About this task:
Across the entries that follow, count each line holding "your" and state the total alone.

Records from a data collection:

((

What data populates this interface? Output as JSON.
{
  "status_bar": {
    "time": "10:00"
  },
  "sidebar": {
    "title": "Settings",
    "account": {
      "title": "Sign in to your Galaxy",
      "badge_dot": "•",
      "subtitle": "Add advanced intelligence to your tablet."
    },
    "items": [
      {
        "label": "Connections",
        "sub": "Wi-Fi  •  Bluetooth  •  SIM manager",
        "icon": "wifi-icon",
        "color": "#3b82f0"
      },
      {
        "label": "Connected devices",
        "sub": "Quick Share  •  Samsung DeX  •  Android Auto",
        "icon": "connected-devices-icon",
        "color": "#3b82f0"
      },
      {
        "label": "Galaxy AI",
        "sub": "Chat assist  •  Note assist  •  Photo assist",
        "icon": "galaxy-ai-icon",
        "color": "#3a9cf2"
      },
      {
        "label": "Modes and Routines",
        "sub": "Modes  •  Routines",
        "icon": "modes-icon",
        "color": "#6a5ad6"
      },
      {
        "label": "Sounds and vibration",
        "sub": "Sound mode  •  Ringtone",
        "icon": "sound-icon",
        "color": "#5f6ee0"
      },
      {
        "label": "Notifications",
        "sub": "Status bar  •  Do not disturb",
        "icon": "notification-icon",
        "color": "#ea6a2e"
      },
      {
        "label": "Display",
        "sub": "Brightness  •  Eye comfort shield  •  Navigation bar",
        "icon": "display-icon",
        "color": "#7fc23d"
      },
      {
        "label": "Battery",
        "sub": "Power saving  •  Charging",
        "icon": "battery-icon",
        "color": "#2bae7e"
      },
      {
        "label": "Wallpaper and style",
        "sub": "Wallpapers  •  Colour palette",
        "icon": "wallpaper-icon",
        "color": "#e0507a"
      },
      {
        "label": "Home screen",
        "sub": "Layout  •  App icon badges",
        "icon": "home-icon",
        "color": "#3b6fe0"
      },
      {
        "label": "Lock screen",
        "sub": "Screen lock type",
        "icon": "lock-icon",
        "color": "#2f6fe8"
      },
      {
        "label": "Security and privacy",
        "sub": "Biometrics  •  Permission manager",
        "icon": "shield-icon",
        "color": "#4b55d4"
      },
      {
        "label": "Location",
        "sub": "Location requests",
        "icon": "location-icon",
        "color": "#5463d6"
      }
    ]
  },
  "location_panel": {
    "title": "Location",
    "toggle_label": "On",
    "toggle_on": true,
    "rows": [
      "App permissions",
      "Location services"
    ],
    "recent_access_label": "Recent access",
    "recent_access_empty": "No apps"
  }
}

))

Completed exercise:
2